Cleo in its modern form I thoroughly loved Paper Giants: The Birth Of Cleo. Set in the 1970s, Paper Giants is the story of how Cleo Magazine was founded, and edited by Ita Buttrose under the helm of Sir Frank and Kerry Packer.
Ita Buttrose is my new idol. I loved how she was in such a senior role yet rode the bus to and from work.
And as brash as Kerry Packer was portrayed, he believed in Ita's ability and work ethic. She was 30 years old - editing a new magazine and single parenting. Holding a magazine meeting right after the birth of her son! Oh the drive. Ita lead a team of progressive young writers and photographers in producing a groundbreaking magazine for young women. Cleo covered womens-lib issues such as politics, contraception, abortion and work-life balance as well as sex for women's pleasure and fashion.
Jack Thompson was 'in the bollocky' as the first nude centrefold.
Back then, Cleo knew its readers. It didn't underestimate their intelligence, and the content seemed new, vibrant, intelligent and relevant. Now I find Cleo repetitive, unintelligent and highly focused on body image and can be quite smutty and concentrating too much on how to please men.
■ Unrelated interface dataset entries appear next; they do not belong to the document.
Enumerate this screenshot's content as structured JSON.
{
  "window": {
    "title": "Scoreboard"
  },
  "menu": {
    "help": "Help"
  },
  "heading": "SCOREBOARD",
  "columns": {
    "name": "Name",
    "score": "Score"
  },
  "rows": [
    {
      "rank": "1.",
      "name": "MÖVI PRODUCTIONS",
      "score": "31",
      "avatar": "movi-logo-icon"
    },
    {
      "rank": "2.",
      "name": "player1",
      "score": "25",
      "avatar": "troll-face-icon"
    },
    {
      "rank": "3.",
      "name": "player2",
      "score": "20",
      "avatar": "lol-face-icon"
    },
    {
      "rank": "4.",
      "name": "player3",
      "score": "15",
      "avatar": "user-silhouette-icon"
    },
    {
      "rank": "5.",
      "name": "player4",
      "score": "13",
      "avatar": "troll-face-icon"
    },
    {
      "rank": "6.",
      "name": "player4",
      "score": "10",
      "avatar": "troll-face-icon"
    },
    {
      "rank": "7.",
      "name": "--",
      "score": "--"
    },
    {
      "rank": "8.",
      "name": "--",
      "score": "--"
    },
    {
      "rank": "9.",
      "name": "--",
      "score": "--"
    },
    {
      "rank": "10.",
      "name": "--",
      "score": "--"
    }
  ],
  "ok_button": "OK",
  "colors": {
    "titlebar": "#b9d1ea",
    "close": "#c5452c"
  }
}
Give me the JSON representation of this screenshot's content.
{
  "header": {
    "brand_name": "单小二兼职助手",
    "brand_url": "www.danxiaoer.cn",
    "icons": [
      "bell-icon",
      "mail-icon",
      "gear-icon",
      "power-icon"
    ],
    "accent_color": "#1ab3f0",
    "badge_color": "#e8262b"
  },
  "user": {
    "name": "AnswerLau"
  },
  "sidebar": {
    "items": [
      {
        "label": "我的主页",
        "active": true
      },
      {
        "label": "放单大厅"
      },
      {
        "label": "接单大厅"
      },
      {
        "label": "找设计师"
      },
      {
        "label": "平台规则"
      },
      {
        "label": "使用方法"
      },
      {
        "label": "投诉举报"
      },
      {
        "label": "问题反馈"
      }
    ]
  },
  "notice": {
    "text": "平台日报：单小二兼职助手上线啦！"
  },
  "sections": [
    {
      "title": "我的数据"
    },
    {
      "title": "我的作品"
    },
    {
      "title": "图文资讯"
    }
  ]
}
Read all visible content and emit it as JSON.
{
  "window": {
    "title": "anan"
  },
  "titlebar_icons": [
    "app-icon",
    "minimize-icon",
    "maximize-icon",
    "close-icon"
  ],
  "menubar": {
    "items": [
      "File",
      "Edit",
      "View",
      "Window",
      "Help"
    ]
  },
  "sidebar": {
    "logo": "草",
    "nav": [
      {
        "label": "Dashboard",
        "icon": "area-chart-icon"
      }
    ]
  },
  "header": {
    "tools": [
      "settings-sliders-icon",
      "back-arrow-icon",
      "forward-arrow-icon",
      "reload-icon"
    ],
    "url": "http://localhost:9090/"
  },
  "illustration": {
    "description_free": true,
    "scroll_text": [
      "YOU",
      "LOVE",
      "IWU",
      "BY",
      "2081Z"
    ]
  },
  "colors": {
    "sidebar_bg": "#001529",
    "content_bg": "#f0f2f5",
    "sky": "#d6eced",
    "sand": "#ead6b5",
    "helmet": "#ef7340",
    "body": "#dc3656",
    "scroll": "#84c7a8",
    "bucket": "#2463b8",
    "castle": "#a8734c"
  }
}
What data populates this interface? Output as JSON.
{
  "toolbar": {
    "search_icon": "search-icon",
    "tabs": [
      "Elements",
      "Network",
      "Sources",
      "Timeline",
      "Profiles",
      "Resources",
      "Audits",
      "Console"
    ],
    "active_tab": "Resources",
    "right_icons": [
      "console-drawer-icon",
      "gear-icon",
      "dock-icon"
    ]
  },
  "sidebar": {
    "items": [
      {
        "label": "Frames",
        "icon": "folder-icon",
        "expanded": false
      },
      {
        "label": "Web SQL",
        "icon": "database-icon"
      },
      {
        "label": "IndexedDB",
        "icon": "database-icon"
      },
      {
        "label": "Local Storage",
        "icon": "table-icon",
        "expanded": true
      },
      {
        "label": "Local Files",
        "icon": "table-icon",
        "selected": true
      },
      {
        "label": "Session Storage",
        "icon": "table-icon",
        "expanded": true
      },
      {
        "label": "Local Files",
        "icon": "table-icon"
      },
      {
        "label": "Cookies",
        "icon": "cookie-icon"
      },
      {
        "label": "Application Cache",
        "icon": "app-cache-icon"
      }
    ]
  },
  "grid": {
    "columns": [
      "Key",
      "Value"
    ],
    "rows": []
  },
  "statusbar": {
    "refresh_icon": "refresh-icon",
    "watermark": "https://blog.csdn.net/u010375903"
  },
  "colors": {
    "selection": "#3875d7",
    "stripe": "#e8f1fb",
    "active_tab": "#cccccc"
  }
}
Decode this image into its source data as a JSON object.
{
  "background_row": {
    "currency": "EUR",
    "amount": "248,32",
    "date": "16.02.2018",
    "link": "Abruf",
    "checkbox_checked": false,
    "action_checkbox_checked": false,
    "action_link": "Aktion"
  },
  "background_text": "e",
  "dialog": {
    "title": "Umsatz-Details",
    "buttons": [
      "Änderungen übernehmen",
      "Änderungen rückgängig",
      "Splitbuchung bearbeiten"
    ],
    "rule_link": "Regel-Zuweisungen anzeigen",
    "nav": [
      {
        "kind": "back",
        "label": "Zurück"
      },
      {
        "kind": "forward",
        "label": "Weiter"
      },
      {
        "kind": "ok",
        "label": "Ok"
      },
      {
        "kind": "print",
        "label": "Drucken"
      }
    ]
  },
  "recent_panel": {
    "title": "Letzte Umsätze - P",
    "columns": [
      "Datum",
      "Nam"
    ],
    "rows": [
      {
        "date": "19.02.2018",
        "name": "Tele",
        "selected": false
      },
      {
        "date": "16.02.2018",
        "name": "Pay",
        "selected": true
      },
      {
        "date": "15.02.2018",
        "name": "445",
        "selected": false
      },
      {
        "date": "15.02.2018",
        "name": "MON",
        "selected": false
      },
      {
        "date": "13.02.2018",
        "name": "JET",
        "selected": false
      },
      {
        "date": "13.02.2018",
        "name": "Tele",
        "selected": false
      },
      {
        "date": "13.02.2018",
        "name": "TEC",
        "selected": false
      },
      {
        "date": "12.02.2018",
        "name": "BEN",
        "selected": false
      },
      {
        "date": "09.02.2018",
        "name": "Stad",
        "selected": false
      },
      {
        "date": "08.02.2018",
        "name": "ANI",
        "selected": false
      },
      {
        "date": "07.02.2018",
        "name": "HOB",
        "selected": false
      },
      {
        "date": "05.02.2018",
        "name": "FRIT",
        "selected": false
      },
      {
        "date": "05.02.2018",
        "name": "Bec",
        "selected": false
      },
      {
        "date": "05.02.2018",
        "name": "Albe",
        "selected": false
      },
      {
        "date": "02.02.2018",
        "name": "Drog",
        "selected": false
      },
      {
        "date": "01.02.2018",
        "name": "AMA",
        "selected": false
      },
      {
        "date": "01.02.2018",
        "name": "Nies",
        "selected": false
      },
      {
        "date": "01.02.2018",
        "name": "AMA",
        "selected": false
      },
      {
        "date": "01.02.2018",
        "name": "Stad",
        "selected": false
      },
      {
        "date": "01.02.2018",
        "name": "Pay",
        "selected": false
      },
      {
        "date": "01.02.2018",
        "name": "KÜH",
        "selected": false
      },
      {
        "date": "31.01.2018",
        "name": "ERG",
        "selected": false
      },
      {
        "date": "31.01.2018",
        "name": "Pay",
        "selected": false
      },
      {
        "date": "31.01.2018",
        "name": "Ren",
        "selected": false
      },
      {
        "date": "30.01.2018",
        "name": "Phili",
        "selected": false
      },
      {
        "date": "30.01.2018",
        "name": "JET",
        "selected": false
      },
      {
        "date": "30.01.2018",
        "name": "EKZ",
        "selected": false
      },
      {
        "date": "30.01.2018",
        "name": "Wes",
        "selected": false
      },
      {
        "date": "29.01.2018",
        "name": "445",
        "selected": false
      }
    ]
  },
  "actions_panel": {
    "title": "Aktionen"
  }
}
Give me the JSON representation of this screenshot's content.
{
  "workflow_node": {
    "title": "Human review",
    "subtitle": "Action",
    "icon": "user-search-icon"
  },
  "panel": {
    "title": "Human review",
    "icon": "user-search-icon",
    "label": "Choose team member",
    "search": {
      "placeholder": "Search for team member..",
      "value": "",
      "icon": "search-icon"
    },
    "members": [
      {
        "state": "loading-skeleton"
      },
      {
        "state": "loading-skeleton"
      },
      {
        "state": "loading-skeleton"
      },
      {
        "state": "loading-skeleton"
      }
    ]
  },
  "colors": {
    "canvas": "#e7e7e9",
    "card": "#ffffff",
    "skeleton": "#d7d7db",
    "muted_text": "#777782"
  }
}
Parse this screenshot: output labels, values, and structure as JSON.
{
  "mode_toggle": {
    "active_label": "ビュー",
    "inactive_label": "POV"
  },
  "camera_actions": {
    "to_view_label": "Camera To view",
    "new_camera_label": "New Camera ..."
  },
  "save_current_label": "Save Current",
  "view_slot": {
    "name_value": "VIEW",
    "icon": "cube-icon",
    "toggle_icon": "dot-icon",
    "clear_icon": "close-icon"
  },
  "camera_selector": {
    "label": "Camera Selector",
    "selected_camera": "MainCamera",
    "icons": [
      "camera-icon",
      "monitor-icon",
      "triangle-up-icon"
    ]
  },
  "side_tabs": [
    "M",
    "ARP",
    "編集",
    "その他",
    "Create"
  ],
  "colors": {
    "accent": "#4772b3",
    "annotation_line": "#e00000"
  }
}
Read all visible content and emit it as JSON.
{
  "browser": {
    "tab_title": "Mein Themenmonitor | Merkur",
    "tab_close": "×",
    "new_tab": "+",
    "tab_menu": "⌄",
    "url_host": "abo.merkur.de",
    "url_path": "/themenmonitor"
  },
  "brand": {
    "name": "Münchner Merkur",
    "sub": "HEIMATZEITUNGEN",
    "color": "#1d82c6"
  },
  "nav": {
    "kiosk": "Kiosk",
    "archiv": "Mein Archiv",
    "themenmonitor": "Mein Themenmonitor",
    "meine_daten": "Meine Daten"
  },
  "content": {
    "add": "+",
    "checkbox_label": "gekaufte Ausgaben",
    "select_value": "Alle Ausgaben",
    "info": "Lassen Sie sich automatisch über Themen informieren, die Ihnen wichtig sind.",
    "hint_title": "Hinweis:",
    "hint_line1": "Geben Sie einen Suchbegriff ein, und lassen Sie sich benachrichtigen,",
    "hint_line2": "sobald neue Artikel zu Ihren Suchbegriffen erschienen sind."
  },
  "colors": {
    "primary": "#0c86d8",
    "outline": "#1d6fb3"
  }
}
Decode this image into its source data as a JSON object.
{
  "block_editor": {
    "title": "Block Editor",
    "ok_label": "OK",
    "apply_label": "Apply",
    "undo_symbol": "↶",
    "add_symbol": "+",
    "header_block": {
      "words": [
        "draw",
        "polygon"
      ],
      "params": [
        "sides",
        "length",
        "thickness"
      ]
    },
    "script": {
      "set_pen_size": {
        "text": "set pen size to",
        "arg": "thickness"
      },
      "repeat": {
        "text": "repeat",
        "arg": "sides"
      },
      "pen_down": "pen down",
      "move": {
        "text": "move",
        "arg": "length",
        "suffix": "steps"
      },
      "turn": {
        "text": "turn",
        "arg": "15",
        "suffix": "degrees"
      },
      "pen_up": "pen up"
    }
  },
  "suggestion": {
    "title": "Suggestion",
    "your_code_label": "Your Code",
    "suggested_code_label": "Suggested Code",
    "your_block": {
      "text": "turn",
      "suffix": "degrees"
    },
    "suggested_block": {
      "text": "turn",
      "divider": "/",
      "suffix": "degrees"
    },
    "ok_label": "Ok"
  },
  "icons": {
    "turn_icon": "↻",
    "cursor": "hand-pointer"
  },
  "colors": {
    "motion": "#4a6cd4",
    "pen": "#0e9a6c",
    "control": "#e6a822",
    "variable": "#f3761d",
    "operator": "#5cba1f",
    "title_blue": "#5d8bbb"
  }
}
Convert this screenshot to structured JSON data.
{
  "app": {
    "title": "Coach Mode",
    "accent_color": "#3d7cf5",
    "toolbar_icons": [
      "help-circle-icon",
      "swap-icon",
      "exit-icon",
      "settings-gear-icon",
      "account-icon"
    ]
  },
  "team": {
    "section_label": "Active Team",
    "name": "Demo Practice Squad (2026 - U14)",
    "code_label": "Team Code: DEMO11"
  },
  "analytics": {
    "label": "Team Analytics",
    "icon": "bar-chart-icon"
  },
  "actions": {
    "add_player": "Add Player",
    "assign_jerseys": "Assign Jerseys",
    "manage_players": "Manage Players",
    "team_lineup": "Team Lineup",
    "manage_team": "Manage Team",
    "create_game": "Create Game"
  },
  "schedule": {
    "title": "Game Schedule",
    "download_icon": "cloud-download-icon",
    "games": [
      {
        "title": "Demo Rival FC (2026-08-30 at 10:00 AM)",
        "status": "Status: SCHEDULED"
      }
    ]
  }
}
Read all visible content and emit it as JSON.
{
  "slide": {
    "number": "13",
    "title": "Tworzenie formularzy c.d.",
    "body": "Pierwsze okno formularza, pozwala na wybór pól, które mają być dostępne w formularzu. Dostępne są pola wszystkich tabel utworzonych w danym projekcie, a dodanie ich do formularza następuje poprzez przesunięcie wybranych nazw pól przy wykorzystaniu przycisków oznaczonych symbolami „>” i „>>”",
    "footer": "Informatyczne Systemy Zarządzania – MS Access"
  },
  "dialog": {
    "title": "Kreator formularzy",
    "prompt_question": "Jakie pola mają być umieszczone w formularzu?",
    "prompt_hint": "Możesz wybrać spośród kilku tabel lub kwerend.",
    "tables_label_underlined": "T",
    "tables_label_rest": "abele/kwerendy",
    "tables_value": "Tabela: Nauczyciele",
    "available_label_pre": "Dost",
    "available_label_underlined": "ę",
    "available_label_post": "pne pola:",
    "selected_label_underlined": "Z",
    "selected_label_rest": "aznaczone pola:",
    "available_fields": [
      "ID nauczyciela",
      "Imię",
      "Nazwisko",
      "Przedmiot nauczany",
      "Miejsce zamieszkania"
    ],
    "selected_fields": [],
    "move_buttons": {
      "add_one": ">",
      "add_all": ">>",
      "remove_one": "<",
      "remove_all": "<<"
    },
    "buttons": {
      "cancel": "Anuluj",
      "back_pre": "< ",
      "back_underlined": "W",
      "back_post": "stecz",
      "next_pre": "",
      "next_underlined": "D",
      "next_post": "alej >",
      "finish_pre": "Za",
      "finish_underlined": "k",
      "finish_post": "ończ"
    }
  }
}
I loved the liberated sisterhood. The way the Cleo staff threw around ideas for the magazine, saw potential in each other and encouraged each other was lovely - so collaborative. The conversations about sex were funny. So empowering. Cleo gave female journalists opportunities.
And the fashions – wow! Nina Edwards, costume designer, did an interview on the ABC website which is a great read. And my good friend Cheryl from Business Chic was so inspired by the fashions, she wrote a blog post on them.
It was such a good production. Well acted, well researched, great music and Australian references.
Asher Keddie was fantastic playing Ita. Here's Asher and Ita.
Her accent was perfect without being a characterture. She was warm, inclusive, driven, funny and very liberated.
Paper Giants made me think about my magazine consumption. I love magazines. It's relaxing flicking through them.
My magazine reading has not decreased but become more refined over the past five years. I buy each issue of InStyle, Shop til You Drop (because I love fashion) and Frankie, and sometimes Rolling Stone, Delicious and a Marie Claire/Madison depending on my time. Cosmo and Cleo are no longer relevant to me – while I fall into their demographic I hate the propensity to cover the same shallow topics of image, sex and diets and portray airbrushed perfection. The magazines assume the reader is dumb.
I did a magazine studies subject in 2006 as a part of my Masters of Communications, and I can’t believe how irrelevant magazines have become since then – due to the internet. I love the way the internet lets you choose the topics you want to read, and often the quality of writing and content is SO much better than the glossies. Since I consume most media online now, it doesn’t worry me that I don’t know what Gaga or the Hiltons are up to. I prefer reading about real women.